Items from an interface collection

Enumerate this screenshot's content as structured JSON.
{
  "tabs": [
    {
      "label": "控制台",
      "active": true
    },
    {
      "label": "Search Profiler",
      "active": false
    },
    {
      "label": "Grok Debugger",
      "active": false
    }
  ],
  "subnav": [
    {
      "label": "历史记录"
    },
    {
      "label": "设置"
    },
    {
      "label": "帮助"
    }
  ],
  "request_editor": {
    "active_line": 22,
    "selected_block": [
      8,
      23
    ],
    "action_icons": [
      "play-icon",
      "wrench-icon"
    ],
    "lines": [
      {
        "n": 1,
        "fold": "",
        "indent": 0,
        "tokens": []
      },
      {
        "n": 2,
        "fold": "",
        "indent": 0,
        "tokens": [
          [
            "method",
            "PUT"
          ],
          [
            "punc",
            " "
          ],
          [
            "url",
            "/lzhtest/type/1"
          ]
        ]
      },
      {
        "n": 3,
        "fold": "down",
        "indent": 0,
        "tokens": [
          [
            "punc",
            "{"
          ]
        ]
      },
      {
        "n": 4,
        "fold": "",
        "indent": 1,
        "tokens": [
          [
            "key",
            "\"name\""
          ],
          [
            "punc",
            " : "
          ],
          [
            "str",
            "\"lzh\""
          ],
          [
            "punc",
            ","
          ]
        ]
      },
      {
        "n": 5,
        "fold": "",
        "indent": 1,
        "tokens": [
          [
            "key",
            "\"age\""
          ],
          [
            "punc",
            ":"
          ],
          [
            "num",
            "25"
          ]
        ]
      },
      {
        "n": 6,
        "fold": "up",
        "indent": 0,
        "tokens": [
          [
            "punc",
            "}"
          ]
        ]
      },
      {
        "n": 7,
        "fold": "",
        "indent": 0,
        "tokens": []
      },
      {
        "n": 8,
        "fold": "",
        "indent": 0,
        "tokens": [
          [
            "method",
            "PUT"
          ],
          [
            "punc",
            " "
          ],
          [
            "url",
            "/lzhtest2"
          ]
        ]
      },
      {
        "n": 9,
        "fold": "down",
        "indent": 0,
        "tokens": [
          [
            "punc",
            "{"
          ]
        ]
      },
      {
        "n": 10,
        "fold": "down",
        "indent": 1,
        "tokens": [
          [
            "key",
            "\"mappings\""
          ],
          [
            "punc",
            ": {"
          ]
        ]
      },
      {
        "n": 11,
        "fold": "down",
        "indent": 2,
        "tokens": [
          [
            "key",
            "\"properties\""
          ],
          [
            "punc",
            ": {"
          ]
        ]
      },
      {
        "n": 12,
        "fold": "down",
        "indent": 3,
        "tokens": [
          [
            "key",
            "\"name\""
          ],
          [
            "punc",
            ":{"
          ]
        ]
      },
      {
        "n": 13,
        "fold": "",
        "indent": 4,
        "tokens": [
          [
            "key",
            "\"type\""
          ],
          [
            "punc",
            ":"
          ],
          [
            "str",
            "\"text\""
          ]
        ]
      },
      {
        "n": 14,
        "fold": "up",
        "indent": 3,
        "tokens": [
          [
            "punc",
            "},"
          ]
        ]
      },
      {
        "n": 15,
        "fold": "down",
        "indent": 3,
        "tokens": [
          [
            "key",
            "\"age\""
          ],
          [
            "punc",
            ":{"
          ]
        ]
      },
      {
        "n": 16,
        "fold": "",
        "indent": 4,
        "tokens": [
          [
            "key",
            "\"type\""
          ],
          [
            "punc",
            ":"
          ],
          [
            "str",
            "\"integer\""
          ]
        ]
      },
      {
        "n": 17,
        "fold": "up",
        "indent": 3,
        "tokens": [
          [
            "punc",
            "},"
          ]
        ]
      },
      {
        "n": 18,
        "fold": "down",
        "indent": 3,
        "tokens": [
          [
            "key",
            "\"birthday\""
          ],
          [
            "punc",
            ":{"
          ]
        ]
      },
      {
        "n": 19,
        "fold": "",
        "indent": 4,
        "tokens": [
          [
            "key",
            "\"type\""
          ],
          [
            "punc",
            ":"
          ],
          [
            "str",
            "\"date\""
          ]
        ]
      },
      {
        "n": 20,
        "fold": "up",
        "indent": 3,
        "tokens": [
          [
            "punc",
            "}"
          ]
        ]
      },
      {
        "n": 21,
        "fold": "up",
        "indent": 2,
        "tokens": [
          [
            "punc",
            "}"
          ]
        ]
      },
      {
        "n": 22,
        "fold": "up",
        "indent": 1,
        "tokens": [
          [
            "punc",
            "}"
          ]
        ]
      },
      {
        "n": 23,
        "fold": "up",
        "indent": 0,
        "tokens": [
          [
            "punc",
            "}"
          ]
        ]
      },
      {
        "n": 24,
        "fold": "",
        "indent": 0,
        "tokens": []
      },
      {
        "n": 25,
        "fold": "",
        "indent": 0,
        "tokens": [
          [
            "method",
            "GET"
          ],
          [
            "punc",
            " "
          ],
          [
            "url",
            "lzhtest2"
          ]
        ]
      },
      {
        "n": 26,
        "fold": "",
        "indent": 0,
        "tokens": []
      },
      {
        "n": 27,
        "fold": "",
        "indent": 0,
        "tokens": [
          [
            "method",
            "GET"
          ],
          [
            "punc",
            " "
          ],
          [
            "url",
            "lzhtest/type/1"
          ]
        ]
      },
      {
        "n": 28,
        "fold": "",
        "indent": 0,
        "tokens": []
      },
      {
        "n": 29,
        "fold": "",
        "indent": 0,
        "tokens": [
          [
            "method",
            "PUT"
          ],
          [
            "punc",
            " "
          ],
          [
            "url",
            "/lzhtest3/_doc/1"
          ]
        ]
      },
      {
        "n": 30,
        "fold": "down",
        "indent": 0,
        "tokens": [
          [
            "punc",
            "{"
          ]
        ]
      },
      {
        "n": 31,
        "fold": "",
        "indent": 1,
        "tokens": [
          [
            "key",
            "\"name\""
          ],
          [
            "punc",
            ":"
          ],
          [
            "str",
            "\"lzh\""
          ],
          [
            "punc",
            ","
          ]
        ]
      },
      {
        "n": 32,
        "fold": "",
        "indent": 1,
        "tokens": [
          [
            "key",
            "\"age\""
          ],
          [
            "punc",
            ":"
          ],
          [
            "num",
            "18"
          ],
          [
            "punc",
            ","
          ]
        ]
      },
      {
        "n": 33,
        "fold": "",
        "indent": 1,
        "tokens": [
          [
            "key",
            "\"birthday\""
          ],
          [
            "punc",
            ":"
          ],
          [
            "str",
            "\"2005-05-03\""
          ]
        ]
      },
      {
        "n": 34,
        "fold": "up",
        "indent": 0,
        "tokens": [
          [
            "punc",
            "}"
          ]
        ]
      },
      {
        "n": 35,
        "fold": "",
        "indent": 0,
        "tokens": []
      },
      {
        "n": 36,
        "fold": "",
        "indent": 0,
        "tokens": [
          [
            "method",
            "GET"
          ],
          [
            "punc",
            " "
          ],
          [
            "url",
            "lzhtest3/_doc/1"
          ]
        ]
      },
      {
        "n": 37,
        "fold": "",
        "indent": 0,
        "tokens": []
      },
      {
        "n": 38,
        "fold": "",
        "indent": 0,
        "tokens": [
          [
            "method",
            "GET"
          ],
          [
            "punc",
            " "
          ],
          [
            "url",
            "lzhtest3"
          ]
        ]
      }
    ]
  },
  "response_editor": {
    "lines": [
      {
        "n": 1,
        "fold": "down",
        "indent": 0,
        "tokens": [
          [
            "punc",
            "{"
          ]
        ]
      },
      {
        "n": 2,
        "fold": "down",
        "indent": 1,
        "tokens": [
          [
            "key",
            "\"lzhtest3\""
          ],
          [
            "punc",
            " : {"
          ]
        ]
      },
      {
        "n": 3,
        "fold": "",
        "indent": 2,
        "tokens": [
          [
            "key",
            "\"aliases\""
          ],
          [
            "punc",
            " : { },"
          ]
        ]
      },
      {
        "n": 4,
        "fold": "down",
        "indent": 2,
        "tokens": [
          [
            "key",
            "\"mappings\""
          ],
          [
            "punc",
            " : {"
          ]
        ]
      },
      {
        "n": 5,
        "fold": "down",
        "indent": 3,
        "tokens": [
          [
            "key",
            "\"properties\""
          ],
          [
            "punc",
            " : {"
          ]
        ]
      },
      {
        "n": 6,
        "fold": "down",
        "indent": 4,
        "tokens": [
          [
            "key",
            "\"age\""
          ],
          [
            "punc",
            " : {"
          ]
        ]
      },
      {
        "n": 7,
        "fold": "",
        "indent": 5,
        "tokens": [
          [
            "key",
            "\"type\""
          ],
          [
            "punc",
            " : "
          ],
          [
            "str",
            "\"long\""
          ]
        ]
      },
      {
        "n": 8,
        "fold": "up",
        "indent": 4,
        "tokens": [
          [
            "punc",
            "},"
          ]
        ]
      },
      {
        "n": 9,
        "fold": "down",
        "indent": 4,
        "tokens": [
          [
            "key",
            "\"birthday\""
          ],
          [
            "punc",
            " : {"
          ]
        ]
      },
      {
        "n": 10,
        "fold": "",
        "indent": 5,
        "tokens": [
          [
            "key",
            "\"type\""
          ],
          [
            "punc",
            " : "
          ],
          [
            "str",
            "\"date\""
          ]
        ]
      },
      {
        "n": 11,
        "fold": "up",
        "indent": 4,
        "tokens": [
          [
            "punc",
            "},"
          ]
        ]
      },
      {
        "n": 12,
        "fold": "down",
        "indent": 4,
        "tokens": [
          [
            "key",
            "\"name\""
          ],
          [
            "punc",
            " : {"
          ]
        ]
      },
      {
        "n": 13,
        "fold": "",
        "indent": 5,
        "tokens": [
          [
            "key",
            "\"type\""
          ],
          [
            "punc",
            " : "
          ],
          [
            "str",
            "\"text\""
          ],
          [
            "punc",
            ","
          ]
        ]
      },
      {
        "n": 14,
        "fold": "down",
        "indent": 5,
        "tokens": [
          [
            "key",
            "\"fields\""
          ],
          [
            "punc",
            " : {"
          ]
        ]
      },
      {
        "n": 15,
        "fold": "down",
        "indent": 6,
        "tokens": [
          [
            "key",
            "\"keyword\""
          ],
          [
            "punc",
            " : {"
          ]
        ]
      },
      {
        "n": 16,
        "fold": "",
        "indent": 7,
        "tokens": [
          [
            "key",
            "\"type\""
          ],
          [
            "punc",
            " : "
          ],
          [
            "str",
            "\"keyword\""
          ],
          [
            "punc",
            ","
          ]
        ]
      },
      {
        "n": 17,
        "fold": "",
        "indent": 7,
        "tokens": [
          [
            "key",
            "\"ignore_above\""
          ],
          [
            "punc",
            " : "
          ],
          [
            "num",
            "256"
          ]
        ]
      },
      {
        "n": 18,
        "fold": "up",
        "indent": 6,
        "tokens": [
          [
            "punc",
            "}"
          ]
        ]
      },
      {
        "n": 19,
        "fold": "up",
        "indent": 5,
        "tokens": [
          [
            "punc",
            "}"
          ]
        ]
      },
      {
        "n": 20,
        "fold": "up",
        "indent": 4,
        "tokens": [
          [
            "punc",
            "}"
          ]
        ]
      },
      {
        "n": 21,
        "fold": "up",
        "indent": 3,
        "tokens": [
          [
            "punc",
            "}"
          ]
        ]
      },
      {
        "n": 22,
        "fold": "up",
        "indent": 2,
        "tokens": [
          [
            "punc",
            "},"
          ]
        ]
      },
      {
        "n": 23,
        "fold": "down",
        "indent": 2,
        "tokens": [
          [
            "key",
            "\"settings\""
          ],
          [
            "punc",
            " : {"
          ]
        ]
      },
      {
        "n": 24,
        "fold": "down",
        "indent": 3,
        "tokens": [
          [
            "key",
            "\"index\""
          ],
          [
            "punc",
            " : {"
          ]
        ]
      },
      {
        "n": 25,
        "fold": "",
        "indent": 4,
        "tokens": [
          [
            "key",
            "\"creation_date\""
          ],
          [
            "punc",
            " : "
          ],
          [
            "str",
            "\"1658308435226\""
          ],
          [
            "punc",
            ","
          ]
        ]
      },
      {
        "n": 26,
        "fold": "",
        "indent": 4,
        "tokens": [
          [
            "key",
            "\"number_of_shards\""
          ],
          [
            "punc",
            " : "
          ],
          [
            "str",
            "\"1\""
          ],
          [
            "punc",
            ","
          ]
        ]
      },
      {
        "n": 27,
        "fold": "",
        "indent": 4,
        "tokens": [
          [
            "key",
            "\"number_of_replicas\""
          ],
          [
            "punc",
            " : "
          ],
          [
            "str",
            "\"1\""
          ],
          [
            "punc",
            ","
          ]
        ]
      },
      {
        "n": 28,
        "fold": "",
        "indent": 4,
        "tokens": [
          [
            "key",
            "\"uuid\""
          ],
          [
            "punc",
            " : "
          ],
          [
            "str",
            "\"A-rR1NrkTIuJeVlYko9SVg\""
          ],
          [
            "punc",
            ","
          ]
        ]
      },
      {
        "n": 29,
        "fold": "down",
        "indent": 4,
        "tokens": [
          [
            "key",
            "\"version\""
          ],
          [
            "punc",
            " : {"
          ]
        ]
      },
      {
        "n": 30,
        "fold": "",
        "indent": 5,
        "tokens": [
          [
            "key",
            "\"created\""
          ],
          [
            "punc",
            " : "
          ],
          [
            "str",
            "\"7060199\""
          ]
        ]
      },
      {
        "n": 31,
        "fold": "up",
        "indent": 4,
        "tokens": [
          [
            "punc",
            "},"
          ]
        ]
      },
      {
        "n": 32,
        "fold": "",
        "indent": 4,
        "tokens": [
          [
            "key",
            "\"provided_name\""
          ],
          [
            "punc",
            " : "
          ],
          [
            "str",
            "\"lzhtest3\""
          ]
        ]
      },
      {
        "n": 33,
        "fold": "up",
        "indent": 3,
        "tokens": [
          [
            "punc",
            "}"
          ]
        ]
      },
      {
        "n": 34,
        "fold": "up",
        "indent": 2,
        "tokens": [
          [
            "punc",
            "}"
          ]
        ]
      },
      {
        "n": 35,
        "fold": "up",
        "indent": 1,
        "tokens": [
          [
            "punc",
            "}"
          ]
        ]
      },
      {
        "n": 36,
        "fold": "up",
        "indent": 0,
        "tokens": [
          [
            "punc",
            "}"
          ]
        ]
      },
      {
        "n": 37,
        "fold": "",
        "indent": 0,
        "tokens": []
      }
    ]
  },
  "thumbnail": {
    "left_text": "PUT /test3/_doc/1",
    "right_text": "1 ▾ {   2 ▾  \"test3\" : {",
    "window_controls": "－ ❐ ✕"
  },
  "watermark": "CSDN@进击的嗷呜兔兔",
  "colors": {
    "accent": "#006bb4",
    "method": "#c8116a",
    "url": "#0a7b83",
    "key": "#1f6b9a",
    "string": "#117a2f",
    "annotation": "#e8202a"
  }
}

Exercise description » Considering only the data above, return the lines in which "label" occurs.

Result of this task »
      "label": "控制台",
      "label": "Search Profiler",
      "label": "Grok Debugger",
      "label": "历史记录"
      "label": "设置"
      "label": "帮助"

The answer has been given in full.